→ EXCERPTED DATA:
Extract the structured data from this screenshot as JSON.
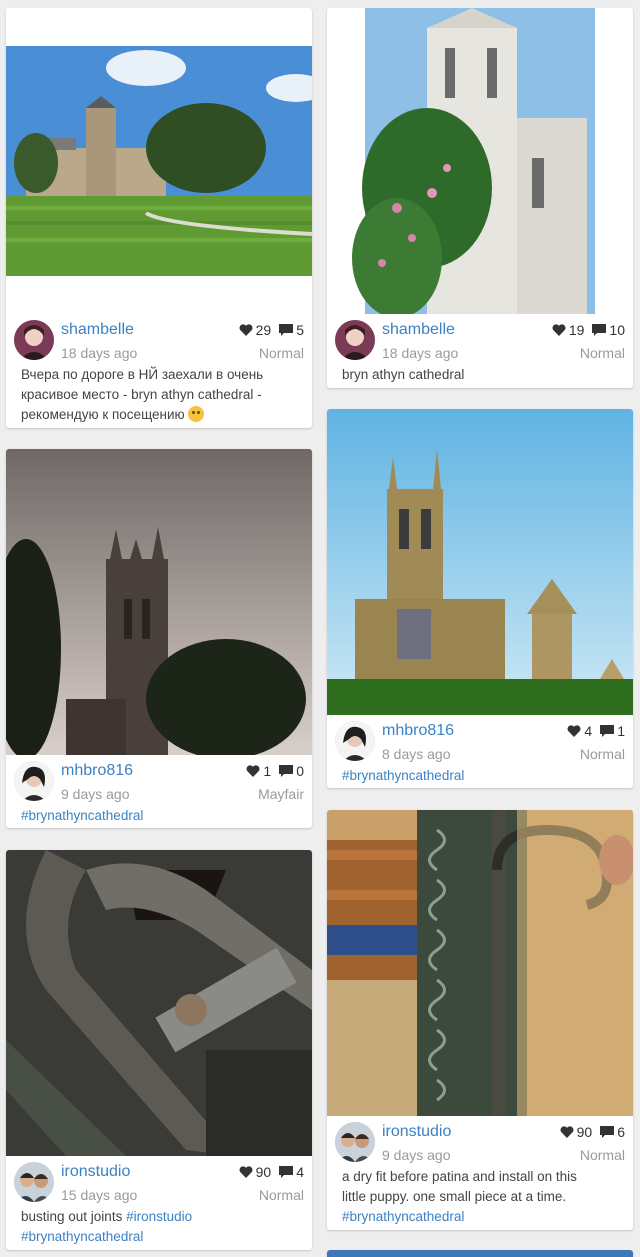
{
  "icons": {
    "like": "heart-icon",
    "comment": "comment-bubble-icon",
    "wink": "winking-face-emoji"
  },
  "colors": {
    "link": "#3b82c4",
    "muted": "#9a9a9a",
    "background": "#eeeeee"
  },
  "posts": [
    {
      "username": "shambelle",
      "age": "18 days ago",
      "likes": "29",
      "comments": "5",
      "filter": "Normal",
      "caption_text": "Вчера по дороге в НЙ заехали в очень красивое место - bryn athyn cathedral - рекомендую к посещению",
      "caption_line1": "Вчера по дороге в НЙ заехали в очень",
      "caption_line2": "красивое место - bryn athyn cathedral -",
      "caption_line3": "рекомендую к посещению"
    },
    {
      "username": "shambelle",
      "age": "18 days ago",
      "likes": "19",
      "comments": "10",
      "filter": "Normal",
      "caption_text": "bryn athyn cathedral"
    },
    {
      "username": "mhbro816",
      "age": "9 days ago",
      "likes": "1",
      "comments": "0",
      "filter": "Mayfair",
      "hashtag": "#brynathyncathedral"
    },
    {
      "username": "mhbro816",
      "age": "8 days ago",
      "likes": "4",
      "comments": "1",
      "filter": "Normal",
      "hashtag": "#brynathyncathedral"
    },
    {
      "username": "ironstudio",
      "age": "15 days ago",
      "likes": "90",
      "comments": "4",
      "filter": "Normal",
      "caption_text": "busting out joints",
      "hashtag1": "#ironstudio",
      "hashtag2": "#brynathyncathedral"
    },
    {
      "username": "ironstudio",
      "age": "9 days ago",
      "likes": "90",
      "comments": "6",
      "filter": "Normal",
      "caption_line1": "a dry fit before patina and install on this",
      "caption_line2": "little puppy. one small piece at a time.",
      "hashtag": "#brynathyncathedral"
    }
  ]
}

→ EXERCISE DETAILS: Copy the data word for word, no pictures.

→ RESPONSE:
Extract the structured data from this screenshot as JSON.
{
  "icons": {
    "like": "heart-icon",
    "comment": "comment-bubble-icon",
    "wink": "winking-face-emoji"
  },
  "colors": {
    "link": "#3b82c4",
    "muted": "#9a9a9a",
    "background": "#eeeeee"
  },
  "posts": [
    {
      "username": "shambelle",
      "age": "18 days ago",
      "likes": "29",
      "comments": "5",
      "filter": "Normal",
      "caption_text": "Вчера по дороге в НЙ заехали в очень красивое место - bryn athyn cathedral - рекомендую к посещению",
      "caption_line1": "Вчера по дороге в НЙ заехали в очень",
      "caption_line2": "красивое место - bryn athyn cathedral -",
      "caption_line3": "рекомендую к посещению"
    },
    {
      "username": "shambelle",
      "age": "18 days ago",
      "likes": "19",
      "comments": "10",
      "filter": "Normal",
      "caption_text": "bryn athyn cathedral"
    },
    {
      "username": "mhbro816",
      "age": "9 days ago",
      "likes": "1",
      "comments": "0",
      "filter": "Mayfair",
      "hashtag": "#brynathyncathedral"
    },
    {
      "username": "mhbro816",
      "age": "8 days ago",
      "likes": "4",
      "comments": "1",
      "filter": "Normal",
      "hashtag": "#brynathyncathedral"
    },
    {
      "username": "ironstudio",
      "age": "15 days ago",
      "likes": "90",
      "comments": "4",
      "filter": "Normal",
      "caption_text": "busting out joints",
      "hashtag1": "#ironstudio",
      "hashtag2": "#brynathyncathedral"
    },
    {
      "username": "ironstudio",
      "age": "9 days ago",
      "likes": "90",
      "comments": "6",
      "filter": "Normal",
      "caption_line1": "a dry fit before patina and install on this",
      "caption_line2": "little puppy. one small piece at a time.",
      "hashtag": "#brynathyncathedral"
    }
  ]
}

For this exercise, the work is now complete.